Europe is now practically divided as in the Cold War

Five years down the drain

The first new university in the UK for 40 years is taking a very different approach to education

Mood changes in Europe in favour of growth and jobs

Parliament toughens its position on banking union

A Sting Exclusive: “EU’s Sustainable Finance Action Plan – Laying down the foundations for a Greener Financial System”, by European Commission’s Vice-President Dombrovskis

Copyright: MEPs back provisional agreement

This robot has soft hands.
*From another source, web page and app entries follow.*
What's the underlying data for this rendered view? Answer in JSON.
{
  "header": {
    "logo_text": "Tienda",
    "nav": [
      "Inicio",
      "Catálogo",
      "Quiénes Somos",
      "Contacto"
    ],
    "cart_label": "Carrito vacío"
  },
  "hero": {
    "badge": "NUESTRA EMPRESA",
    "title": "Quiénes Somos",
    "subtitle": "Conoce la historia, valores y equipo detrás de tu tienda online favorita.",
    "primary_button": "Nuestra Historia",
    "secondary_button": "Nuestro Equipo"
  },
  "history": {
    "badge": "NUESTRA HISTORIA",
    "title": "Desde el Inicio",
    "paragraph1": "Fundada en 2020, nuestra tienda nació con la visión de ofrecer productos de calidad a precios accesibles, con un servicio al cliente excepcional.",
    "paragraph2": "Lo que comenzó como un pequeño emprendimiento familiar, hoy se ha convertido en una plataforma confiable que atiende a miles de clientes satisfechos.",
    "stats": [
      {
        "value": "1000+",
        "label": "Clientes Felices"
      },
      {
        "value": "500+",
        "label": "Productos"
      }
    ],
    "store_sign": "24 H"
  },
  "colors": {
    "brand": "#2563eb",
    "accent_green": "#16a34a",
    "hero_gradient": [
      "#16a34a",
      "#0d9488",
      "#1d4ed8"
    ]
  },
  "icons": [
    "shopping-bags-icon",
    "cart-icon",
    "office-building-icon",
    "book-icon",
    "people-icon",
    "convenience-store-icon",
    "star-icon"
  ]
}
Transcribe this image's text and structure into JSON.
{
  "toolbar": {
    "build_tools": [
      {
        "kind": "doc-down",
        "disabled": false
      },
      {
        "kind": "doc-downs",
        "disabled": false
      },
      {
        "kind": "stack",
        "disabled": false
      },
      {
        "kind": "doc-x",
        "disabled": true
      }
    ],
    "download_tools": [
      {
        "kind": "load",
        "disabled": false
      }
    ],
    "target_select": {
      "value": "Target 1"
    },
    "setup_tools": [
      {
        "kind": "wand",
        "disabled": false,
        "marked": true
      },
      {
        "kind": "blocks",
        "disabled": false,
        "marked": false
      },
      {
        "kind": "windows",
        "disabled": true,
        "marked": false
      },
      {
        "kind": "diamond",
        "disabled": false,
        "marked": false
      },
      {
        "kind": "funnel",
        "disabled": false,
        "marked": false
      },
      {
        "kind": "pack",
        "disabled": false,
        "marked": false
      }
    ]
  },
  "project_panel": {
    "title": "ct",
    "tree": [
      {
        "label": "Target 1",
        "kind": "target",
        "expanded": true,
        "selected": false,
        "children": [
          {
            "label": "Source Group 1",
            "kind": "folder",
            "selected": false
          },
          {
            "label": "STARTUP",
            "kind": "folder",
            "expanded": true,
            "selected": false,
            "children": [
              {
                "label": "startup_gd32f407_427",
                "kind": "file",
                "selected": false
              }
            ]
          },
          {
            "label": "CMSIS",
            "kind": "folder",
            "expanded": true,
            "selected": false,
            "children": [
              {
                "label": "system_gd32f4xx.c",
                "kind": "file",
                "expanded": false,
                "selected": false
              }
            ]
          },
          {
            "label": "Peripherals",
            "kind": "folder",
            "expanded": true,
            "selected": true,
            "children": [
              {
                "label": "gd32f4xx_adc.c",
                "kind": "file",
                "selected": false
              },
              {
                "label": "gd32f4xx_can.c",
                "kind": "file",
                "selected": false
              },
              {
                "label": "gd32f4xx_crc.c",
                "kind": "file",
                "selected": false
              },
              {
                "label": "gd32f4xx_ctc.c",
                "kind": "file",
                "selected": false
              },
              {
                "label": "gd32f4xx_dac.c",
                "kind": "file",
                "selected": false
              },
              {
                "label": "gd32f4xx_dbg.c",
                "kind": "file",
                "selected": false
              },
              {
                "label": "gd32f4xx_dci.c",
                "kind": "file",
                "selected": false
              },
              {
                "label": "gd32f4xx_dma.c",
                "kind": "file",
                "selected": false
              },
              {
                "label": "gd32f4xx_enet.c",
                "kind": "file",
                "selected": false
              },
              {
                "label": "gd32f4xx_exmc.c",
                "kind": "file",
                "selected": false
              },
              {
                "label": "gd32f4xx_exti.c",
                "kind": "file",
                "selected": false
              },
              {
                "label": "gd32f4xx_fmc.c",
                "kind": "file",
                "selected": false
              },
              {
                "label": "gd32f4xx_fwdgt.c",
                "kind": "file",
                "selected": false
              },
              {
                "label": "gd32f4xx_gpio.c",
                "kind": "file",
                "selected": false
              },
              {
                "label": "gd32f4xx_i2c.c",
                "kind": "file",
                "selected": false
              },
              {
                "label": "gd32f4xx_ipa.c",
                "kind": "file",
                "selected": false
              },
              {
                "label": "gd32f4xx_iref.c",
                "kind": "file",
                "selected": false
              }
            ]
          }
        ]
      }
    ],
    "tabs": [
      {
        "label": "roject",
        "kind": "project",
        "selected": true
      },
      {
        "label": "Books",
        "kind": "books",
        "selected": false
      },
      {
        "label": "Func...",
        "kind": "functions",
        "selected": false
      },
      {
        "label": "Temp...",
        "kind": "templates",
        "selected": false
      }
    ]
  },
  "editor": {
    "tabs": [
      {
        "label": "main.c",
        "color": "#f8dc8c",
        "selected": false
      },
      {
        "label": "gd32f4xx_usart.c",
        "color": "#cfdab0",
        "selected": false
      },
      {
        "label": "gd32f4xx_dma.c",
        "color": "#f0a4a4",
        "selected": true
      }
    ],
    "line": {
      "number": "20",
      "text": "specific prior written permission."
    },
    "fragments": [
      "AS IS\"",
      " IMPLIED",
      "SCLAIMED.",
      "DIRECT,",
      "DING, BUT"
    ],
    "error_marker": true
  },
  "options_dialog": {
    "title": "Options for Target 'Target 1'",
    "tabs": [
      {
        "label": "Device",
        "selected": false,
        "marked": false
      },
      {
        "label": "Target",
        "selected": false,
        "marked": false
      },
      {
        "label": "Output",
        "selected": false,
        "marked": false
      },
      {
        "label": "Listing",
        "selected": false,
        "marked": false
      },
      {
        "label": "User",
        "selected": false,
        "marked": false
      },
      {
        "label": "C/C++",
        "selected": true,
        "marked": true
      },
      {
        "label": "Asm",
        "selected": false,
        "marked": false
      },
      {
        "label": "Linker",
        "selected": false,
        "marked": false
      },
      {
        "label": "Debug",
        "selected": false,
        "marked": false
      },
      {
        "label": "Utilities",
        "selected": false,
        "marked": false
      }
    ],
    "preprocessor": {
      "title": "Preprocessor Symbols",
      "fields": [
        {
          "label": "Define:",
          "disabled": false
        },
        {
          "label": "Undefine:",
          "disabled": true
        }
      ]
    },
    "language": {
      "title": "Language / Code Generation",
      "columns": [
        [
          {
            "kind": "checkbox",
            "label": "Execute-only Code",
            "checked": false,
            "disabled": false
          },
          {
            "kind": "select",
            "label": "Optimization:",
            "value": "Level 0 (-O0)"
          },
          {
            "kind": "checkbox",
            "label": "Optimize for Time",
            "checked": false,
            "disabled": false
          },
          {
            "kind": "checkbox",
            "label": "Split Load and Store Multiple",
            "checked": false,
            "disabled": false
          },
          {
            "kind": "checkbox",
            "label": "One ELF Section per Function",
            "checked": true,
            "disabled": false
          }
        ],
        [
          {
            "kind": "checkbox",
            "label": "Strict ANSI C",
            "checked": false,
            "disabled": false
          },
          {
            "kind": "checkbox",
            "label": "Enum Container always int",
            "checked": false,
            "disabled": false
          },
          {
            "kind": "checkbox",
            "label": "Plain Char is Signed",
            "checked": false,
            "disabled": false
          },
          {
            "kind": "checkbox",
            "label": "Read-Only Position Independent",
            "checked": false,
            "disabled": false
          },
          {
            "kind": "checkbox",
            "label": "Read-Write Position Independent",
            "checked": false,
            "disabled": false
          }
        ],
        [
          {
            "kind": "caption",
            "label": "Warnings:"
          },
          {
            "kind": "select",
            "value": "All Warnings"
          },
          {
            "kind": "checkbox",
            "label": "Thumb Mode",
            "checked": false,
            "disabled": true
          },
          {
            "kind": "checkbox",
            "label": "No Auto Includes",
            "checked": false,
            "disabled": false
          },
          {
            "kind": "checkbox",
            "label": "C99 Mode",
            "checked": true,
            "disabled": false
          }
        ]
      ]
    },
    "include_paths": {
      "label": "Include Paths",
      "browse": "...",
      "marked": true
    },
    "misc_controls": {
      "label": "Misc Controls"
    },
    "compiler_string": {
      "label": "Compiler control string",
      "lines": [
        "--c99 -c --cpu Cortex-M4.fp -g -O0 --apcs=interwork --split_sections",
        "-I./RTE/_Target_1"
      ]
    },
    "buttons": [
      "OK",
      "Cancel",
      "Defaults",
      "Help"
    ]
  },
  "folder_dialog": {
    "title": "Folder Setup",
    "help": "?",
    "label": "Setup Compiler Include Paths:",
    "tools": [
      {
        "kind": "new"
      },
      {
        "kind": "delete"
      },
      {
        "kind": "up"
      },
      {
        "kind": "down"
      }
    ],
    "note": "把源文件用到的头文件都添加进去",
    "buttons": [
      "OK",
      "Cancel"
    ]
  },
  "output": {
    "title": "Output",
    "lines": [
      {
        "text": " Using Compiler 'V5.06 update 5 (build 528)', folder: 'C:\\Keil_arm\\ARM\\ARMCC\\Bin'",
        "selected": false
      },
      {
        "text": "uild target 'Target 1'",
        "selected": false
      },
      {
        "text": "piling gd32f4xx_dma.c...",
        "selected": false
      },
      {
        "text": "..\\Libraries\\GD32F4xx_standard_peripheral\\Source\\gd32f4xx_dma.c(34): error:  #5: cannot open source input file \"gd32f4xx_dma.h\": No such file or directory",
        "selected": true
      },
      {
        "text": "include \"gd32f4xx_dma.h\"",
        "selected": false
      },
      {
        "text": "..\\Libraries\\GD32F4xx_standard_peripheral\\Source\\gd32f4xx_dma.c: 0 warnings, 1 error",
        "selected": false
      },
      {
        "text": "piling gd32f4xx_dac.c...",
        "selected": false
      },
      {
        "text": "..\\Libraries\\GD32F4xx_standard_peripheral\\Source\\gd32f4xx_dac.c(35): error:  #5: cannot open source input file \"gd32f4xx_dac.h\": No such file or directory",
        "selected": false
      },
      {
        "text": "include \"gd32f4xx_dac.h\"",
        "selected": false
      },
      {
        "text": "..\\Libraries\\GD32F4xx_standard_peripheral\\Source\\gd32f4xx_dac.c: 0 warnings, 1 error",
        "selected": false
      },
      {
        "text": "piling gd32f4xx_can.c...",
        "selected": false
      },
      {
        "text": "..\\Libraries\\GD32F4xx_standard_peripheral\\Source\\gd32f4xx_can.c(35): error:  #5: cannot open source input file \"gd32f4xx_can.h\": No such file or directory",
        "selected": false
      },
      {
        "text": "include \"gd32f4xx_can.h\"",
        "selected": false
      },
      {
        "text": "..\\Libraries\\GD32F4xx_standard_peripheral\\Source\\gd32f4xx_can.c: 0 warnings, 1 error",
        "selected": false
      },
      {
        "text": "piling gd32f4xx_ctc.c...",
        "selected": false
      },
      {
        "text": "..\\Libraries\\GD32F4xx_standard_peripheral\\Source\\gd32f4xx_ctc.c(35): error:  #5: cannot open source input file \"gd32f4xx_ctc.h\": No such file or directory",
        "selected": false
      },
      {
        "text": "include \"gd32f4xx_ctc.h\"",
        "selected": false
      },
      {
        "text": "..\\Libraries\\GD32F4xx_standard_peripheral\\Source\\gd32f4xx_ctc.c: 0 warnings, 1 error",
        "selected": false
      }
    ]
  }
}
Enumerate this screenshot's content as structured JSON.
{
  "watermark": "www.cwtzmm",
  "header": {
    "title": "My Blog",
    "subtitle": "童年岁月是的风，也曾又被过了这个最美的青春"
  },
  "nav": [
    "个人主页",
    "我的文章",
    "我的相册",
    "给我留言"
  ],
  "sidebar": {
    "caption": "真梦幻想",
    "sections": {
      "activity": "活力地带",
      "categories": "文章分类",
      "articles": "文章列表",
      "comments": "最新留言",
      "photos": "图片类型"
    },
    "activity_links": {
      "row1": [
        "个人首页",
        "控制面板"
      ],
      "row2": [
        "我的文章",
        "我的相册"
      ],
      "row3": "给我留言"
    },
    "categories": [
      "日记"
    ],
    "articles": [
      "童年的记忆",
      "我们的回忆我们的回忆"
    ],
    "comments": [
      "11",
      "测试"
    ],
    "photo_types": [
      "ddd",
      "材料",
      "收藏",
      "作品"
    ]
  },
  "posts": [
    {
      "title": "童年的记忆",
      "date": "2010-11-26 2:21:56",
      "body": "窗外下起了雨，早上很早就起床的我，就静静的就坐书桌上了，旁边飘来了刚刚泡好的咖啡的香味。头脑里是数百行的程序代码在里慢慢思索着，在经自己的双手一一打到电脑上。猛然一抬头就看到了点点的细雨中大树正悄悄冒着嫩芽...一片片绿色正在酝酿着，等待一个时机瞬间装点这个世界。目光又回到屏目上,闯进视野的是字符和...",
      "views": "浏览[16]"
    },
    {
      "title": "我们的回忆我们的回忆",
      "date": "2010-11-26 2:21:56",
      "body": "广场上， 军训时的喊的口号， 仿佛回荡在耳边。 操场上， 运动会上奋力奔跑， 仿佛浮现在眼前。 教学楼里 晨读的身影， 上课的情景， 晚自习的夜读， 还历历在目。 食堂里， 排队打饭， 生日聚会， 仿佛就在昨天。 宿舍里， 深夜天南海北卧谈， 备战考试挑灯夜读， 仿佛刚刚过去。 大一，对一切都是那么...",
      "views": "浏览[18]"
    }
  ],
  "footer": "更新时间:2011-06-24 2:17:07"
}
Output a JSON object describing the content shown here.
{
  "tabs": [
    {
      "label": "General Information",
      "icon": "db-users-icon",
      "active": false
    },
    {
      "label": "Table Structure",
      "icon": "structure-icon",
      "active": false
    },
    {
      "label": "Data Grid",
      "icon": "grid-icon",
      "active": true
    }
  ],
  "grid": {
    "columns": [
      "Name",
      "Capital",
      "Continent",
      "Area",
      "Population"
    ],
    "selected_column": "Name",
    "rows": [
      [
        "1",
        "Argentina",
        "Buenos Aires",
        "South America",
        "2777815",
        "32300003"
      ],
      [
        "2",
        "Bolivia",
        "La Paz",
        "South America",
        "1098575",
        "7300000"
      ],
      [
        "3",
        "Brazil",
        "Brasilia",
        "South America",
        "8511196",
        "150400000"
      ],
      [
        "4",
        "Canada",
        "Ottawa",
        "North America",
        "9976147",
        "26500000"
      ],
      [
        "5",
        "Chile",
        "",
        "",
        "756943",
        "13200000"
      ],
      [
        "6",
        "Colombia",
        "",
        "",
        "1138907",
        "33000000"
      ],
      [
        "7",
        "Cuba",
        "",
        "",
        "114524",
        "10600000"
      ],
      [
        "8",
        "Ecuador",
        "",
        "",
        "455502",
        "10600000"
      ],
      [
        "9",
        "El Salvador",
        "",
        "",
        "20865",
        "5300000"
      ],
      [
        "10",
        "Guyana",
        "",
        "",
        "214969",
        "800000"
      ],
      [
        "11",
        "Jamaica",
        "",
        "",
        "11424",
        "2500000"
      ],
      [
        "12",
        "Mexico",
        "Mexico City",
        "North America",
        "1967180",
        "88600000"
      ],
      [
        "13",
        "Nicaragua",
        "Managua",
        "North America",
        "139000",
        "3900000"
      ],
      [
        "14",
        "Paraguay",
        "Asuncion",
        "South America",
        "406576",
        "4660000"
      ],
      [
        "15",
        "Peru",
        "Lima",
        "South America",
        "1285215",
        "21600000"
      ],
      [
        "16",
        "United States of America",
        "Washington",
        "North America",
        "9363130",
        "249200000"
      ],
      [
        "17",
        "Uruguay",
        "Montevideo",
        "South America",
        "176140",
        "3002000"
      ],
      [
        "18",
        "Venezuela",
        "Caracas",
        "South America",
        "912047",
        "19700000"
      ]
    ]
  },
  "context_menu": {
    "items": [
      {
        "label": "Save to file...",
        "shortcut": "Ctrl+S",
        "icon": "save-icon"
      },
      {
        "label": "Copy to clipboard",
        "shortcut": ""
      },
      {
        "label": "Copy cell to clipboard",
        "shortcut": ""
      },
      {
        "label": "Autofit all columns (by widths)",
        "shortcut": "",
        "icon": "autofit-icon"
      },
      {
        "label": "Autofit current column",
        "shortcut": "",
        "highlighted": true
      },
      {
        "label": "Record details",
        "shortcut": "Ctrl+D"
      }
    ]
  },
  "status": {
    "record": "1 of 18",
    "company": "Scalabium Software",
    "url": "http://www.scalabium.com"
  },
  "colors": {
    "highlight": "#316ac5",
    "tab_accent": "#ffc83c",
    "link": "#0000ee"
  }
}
It could be the future of sustainable production

Climate change recognized as ‘threat multiplier’, UN Security Council debates its impact on peace

Distributed ownership: what it means and how it could transform India

Financial Transaction Tax: More money for future bank bailouts?

European welfare states are failing young people

New Zealand has unveiled its first ‘well-being’ budget

Why city residents should have a say in what their cities look like

European creativity and digital economy are drowning in a copyright swamp

More Stings?

Speak your Mind Here

Fill in your details below or click an icon to log in:

WordPress.com Logo

You are commenting using your WordPress.com account. Log Out /  Change )

Google photo

You are commenting using your Google account. Log Out /  Change )

Twitter picture

You are commenting using your Twitter account. Log Out /  Change )

Facebook photo

You are commenting using your Facebook account. Log Out /  Change )

Connecting to %s